Review Summary: Nadja continues to prove that they're truly the kings of experimental metal.
2008 proved to be another largely prolific year for Nadja, a two-piece out of Toronto that creates some of the most intelligent and awe-inspiring drone metal you’ll find anywhere. Unfortunately, 2008 also proved to be a rather mixed year as far as quality goes, as Nadja’s first two releases of the year--a full-length titled Desire in Uneasiness
and an EP called The Long Dark Twenties
--simply weren’t up to snuff. Desire in Uneasiness
was the big offender, being a repetitive and rather boring release that featured songs that never really built and seemed to go nowhere for waaaay too long. It was, as far as Nadja full-lengths go, the band’s first misstep in a rather solid discography.
Enter The Bungled & the Botched
. Released near the end of last year, Nadja’s twelfth full-length in only five years stands with Radiance of Shadows
, Truth Becomes Death
, and Thaumogenesis
as a highlight in their discography.
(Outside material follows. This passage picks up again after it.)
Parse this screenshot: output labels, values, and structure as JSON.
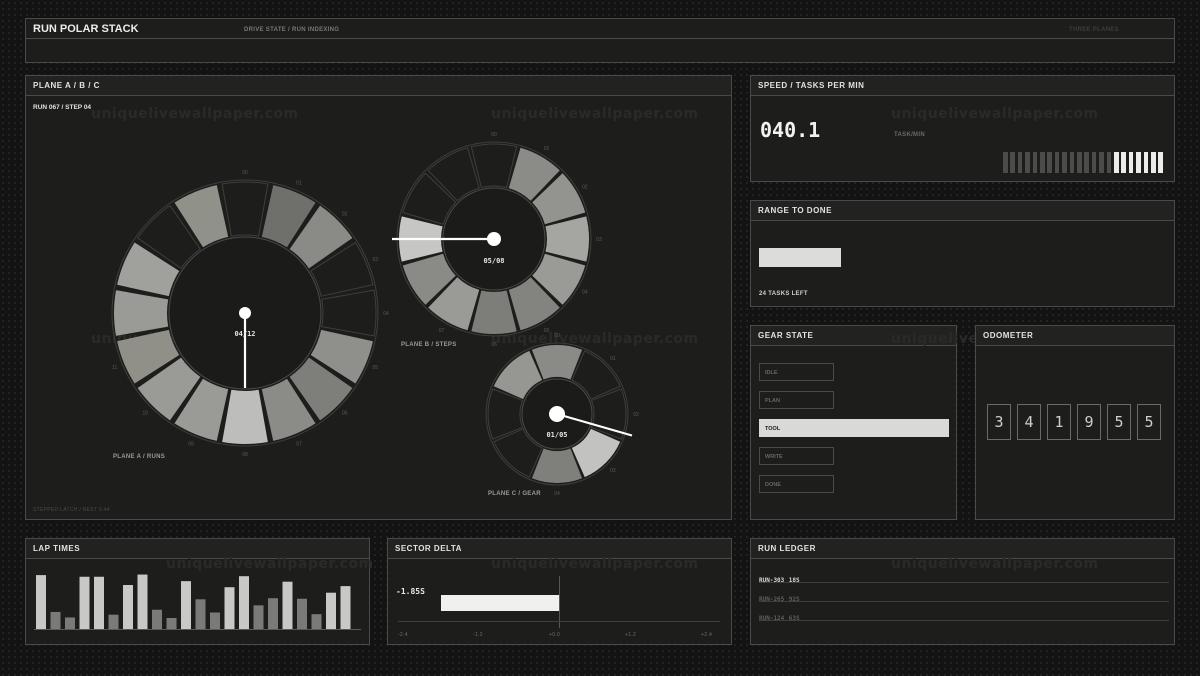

Throughout its two colossal tracks and its hour-length, The Bungled & the Botched
mostly never tires and is magnificently composed, proving that Desire
was simply a teaser to get Aidan Baker and Leah Buckareff warmed and ready to tackle the big guns.
The Bungled & the Botched
opens with its title track, which clocks in at a ridiculous half-hour in length. While “The Bungled & the Botched” does take some time to get going--its acoustic intro is slightly overlong, but is impressive and calming for the first few minutes--it all pays off massively once the track builds up and that first smack of feedback washes over you. From there, you’re hooked: Baker and Buckareff pull off many of the same tricks we’ve come to associate Nadja with throughout this track, such as epic build-ups, beautiful drones, and blasts of densely layered guitars that produce a feeling that’s synonymous with the feeling one might have if a bus happened to be dropped on their face. You’ve heard it all before; that doesn’t mean it’s any less awe-inspiring or addictive.
Despite my claims of “bus/face/smashing drones”, “The Bungled & the Botched” really isn’t that
heavy of a track: true, its middle section consists mostly of dense, crushing, and brain-splitting sound, but much of “The Bungled & the Botched” is ambience and slow and quiet build-ups to the epic that follows it, which is titled “Absorbed in You”. And what an epic it is.
Baker has stated in interviews that he’s been influenced by abrasive and noisy artists such as Glenn Branca, Swans, and Merzbow: if so, “Absorbed in You” is more proof of those claims that anything else Nadja or Baker has released to date. “Absorbed in You” doesn’t build up to any epic monster middle section like its successor, instead, the track opens with ear-splitting feedback and face-crushing drones. It doesn’t let up either: in fact, the only true solace you’ll get from this screeching track is when it fuc
king ends. However, that doesn’t mean “Absorbed in You” isn’t interesting: Baker guides the listener smoothly through the bombing and the crushing with various tempo changes and the inclusion of a quieter, piano-led part near the middle that actually doesn’t rescue the listener from the obnoxious droning, instead building intensity, only to dive back carefully into the holocaust a few minutes later. The effect is fu
cking monstrous, and the thirty minutes fly pleasurably.
At this point in their career, with five years and twelve albums under their belt, you’d expect Nadja to try some different sh
it out with their newer stuff, just to stay slightly relevant and keep their music fresh. Oddly enough, The Bungled & the Botched
completely disregards that, with Baker and Buckareff instead choosing to perfect tricks they’ve already tried on previous works. Maybe it’s because Nadja’s music was so revolutionary to begin with, but the trick works: The Bungled & the Botched
comes off as one of the more polished pieces Nadja’s released to date. For The Bungled & the Botched
, drone meets funeral doom meets shoegaze--again--and I couldn’t be happier.